§ Task statement: With the pictures excluded, reproduce all of the data exactly.
Recorded data START
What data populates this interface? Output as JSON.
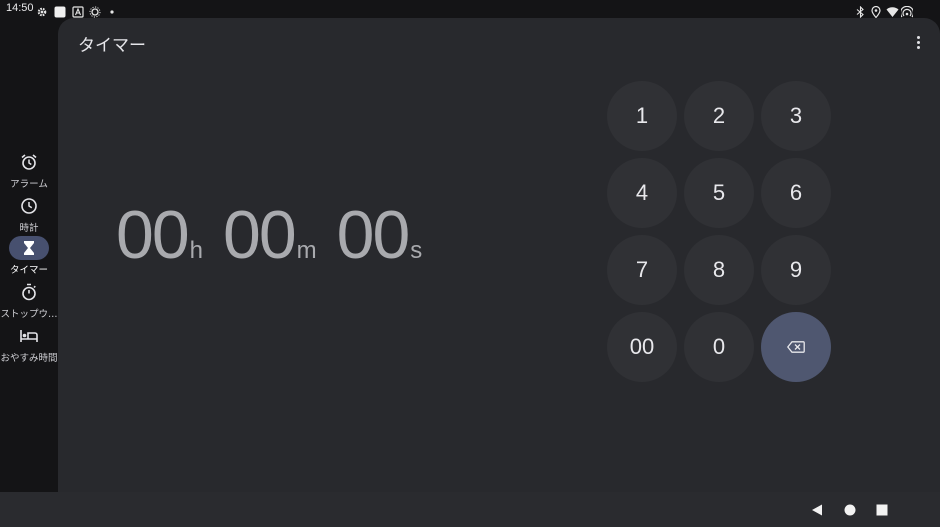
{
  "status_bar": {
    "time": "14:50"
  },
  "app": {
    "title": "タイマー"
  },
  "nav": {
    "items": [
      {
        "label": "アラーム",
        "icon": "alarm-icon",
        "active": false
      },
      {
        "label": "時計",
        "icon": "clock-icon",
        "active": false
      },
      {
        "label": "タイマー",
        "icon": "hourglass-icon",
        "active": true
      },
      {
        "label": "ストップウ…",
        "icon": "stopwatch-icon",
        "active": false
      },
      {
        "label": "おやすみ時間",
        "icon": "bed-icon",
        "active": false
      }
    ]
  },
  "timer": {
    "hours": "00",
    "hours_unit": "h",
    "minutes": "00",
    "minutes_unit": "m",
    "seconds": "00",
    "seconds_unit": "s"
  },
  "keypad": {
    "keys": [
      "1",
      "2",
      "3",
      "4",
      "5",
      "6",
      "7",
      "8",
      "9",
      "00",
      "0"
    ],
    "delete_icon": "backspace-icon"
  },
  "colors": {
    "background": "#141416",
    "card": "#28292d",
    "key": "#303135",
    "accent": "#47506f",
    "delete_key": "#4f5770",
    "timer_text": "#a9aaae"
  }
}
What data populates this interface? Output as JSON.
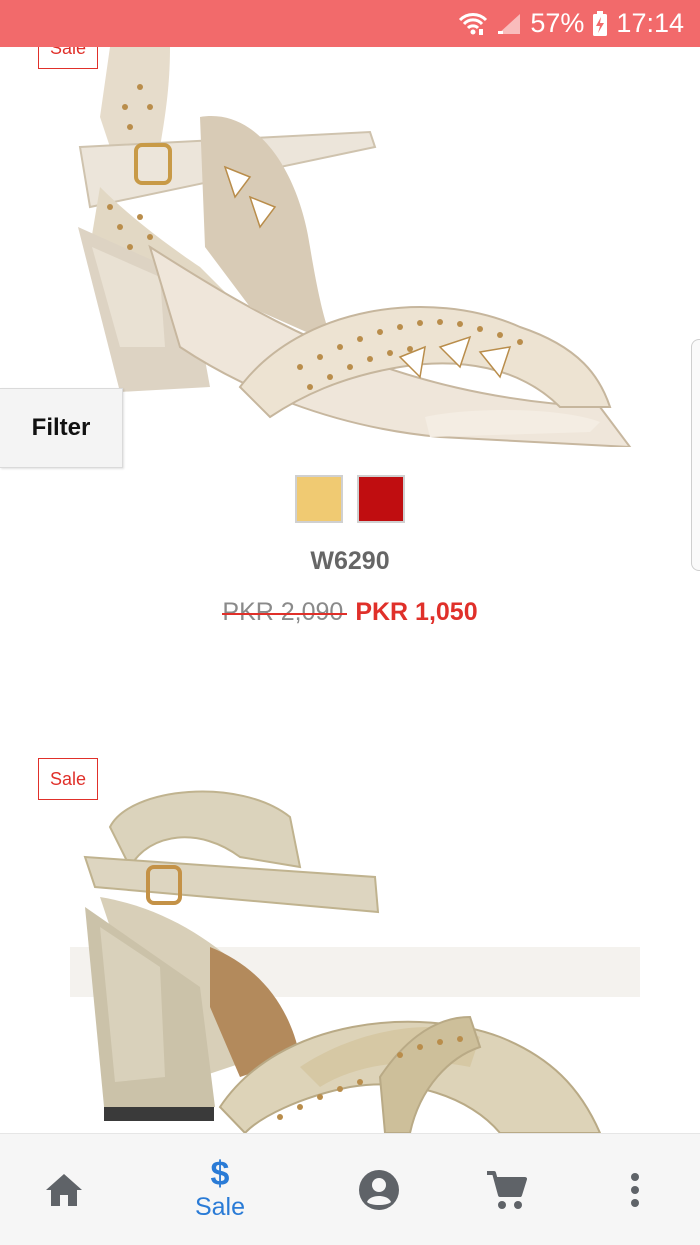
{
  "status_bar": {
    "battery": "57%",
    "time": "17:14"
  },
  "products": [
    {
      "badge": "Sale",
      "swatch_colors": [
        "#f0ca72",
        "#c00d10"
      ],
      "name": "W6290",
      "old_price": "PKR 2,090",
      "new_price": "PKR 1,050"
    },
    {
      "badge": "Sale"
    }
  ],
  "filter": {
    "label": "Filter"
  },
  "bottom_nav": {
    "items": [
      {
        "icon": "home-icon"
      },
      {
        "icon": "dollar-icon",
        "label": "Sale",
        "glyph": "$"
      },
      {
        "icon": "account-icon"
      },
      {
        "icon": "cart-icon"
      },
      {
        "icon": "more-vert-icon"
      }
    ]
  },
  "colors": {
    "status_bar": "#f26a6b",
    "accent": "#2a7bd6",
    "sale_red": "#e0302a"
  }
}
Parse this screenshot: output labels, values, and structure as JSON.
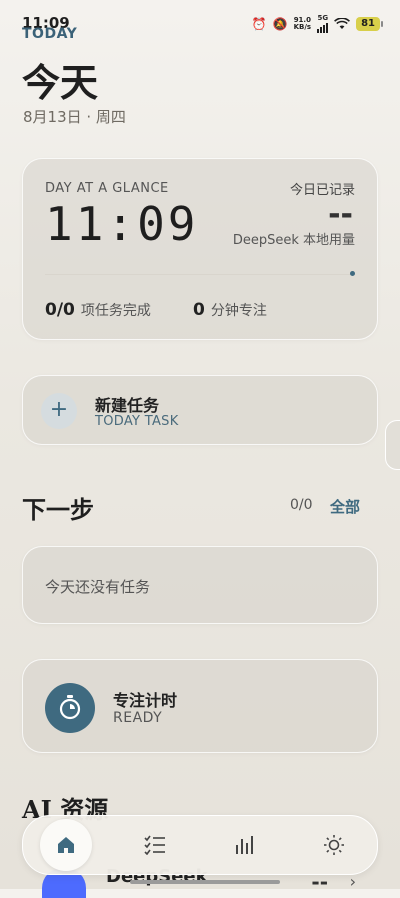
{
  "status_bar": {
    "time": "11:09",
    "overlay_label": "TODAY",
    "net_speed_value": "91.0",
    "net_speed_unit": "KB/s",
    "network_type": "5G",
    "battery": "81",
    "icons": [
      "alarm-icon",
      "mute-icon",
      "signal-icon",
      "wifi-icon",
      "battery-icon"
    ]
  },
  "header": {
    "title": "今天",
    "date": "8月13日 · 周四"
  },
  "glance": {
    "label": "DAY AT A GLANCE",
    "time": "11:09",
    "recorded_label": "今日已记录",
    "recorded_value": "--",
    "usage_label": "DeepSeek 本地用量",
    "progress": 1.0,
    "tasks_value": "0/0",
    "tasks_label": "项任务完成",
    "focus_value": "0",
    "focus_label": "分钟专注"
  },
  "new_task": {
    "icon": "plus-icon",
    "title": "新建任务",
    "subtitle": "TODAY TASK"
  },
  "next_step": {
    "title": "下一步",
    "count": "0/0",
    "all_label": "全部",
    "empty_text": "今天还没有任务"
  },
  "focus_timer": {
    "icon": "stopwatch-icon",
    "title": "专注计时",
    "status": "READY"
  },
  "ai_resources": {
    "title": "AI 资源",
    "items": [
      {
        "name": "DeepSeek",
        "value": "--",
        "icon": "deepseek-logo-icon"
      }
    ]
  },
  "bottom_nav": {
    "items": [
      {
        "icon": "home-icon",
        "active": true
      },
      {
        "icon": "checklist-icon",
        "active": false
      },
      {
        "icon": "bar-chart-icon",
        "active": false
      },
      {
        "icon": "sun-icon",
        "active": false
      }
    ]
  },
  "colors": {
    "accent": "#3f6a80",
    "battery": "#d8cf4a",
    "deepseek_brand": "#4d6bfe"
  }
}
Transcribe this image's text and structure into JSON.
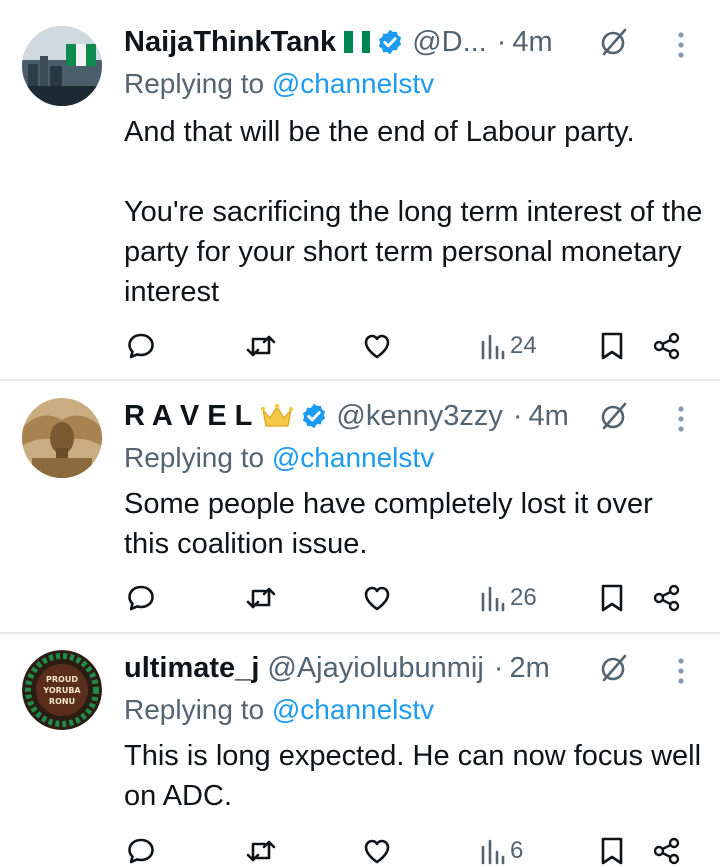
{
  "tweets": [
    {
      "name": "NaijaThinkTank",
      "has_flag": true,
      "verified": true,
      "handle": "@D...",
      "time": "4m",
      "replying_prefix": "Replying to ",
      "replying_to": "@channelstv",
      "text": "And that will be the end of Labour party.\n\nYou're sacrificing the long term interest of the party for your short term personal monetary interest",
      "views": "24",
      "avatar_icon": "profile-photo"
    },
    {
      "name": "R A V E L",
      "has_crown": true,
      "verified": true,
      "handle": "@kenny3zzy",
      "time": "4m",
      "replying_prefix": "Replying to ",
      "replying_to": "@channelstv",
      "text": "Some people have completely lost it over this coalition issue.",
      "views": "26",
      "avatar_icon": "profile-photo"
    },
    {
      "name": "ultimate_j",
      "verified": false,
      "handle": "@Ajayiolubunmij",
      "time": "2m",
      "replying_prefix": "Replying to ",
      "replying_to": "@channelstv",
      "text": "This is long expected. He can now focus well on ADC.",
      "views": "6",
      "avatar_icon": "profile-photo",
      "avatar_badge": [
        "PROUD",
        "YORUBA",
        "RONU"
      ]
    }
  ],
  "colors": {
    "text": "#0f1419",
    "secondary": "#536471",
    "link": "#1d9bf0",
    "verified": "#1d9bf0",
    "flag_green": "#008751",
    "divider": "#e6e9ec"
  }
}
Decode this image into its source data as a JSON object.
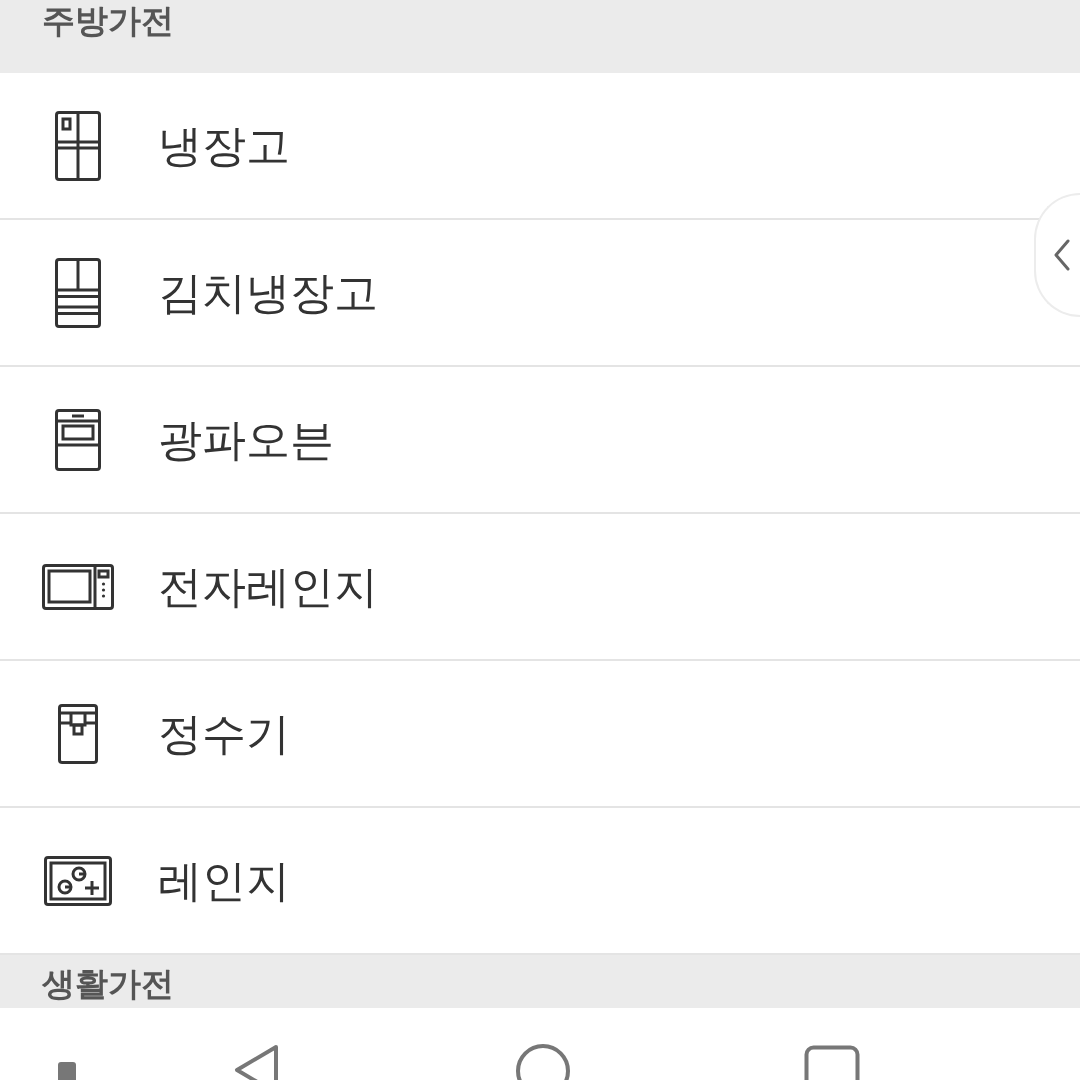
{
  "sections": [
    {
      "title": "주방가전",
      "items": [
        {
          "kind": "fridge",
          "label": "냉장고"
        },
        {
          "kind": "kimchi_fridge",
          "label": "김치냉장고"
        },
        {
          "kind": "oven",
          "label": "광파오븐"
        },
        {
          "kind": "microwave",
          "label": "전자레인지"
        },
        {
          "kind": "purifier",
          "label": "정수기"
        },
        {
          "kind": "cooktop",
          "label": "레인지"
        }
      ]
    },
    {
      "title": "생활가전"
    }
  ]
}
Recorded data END
§ Exercise answer:
What data populates this interface? Output as JSON.
{
  "status_bar": {
    "time": "14:50"
  },
  "app": {
    "title": "タイマー"
  },
  "nav": {
    "items": [
      {
        "label": "アラーム",
        "icon": "alarm-icon",
        "active": false
      },
      {
        "label": "時計",
        "icon": "clock-icon",
        "active": false
      },
      {
        "label": "タイマー",
        "icon": "hourglass-icon",
        "active": true
      },
      {
        "label": "ストップウ…",
        "icon": "stopwatch-icon",
        "active": false
      },
      {
        "label": "おやすみ時間",
        "icon": "bed-icon",
        "active": false
      }
    ]
  },
  "timer": {
    "hours": "00",
    "hours_unit": "h",
    "minutes": "00",
    "minutes_unit": "m",
    "seconds": "00",
    "seconds_unit": "s"
  },
  "keypad": {
    "keys": [
      "1",
      "2",
      "3",
      "4",
      "5",
      "6",
      "7",
      "8",
      "9",
      "00",
      "0"
    ],
    "delete_icon": "backspace-icon"
  },
  "colors": {
    "background": "#141416",
    "card": "#28292d",
    "key": "#303135",
    "accent": "#47506f",
    "delete_key": "#4f5770",
    "timer_text": "#a9aaae"
  }
}
What data populates this interface? Output as JSON.
{
  "status_bar": {
    "battery": "57%",
    "time": "17:14"
  },
  "products": [
    {
      "badge": "Sale",
      "swatch_colors": [
        "#f0ca72",
        "#c00d10"
      ],
      "name": "W6290",
      "old_price": "PKR 2,090",
      "new_price": "PKR 1,050"
    },
    {
      "badge": "Sale"
    }
  ],
  "filter": {
    "label": "Filter"
  },
  "bottom_nav": {
    "items": [
      {
        "icon": "home-icon"
      },
      {
        "icon": "dollar-icon",
        "label": "Sale",
        "glyph": "$"
      },
      {
        "icon": "account-icon"
      },
      {
        "icon": "cart-icon"
      },
      {
        "icon": "more-vert-icon"
      }
    ]
  },
  "colors": {
    "status_bar": "#f26a6b",
    "accent": "#2a7bd6",
    "sale_red": "#e0302a"
  }
}
Parse this screenshot: output labels, values, and structure as JSON.
{
  "status_bar": {
    "time": "11:09",
    "overlay_label": "TODAY",
    "net_speed_value": "91.0",
    "net_speed_unit": "KB/s",
    "network_type": "5G",
    "battery": "81",
    "icons": [
      "alarm-icon",
      "mute-icon",
      "signal-icon",
      "wifi-icon",
      "battery-icon"
    ]
  },
  "header": {
    "title": "今天",
    "date": "8月13日 · 周四"
  },
  "glance": {
    "label": "DAY AT A GLANCE",
    "time": "11:09",
    "recorded_label": "今日已记录",
    "recorded_value": "--",
    "usage_label": "DeepSeek 本地用量",
    "progress": 1.0,
    "tasks_value": "0/0",
    "tasks_label": "项任务完成",
    "focus_value": "0",
    "focus_label": "分钟专注"
  },
  "new_task": {
    "icon": "plus-icon",
    "title": "新建任务",
    "subtitle": "TODAY TASK"
  },
  "next_step": {
    "title": "下一步",
    "count": "0/0",
    "all_label": "全部",
    "empty_text": "今天还没有任务"
  },
  "focus_timer": {
    "icon": "stopwatch-icon",
    "title": "专注计时",
    "status": "READY"
  },
  "ai_resources": {
    "title": "AI 资源",
    "items": [
      {
        "name": "DeepSeek",
        "value": "--",
        "icon": "deepseek-logo-icon"
      }
    ]
  },
  "bottom_nav": {
    "items": [
      {
        "icon": "home-icon",
        "active": true
      },
      {
        "icon": "checklist-icon",
        "active": false
      },
      {
        "icon": "bar-chart-icon",
        "active": false
      },
      {
        "icon": "sun-icon",
        "active": false
      }
    ]
  },
  "colors": {
    "accent": "#3f6a80",
    "battery": "#d8cf4a",
    "deepseek_brand": "#4d6bfe"
  }
}
Transcribe this image's text and structure into JSON.
{
  "tweets": [
    {
      "name": "NaijaThinkTank",
      "has_flag": true,
      "verified": true,
      "handle": "@D...",
      "time": "4m",
      "replying_prefix": "Replying to ",
      "replying_to": "@channelstv",
      "text": "And that will be the end of Labour party.\n\nYou're sacrificing the long term interest of the party for your short term personal monetary interest",
      "views": "24",
      "avatar_icon": "profile-photo"
    },
    {
      "name": "R A V E L",
      "has_crown": true,
      "verified": true,
      "handle": "@kenny3zzy",
      "time": "4m",
      "replying_prefix": "Replying to ",
      "replying_to": "@channelstv",
      "text": "Some people have completely lost it over this coalition issue.",
      "views": "26",
      "avatar_icon": "profile-photo"
    },
    {
      "name": "ultimate_j",
      "verified": false,
      "handle": "@Ajayiolubunmij",
      "time": "2m",
      "replying_prefix": "Replying to ",
      "replying_to": "@channelstv",
      "text": "This is long expected. He can now focus well on ADC.",
      "views": "6",
      "avatar_icon": "profile-photo",
      "avatar_badge": [
        "PROUD",
        "YORUBA",
        "RONU"
      ]
    }
  ],
  "colors": {
    "text": "#0f1419",
    "secondary": "#536471",
    "link": "#1d9bf0",
    "verified": "#1d9bf0",
    "flag_green": "#008751",
    "divider": "#e6e9ec"
  }
}
Decode this image into its source data as a JSON object.
{
  "sections": [
    {
      "title": "주방가전",
      "items": [
        {
          "kind": "fridge",
          "label": "냉장고"
        },
        {
          "kind": "kimchi_fridge",
          "label": "김치냉장고"
        },
        {
          "kind": "oven",
          "label": "광파오븐"
        },
        {
          "kind": "microwave",
          "label": "전자레인지"
        },
        {
          "kind": "purifier",
          "label": "정수기"
        },
        {
          "kind": "cooktop",
          "label": "레인지"
        }
      ]
    },
    {
      "title": "생활가전"
    }
  ]
}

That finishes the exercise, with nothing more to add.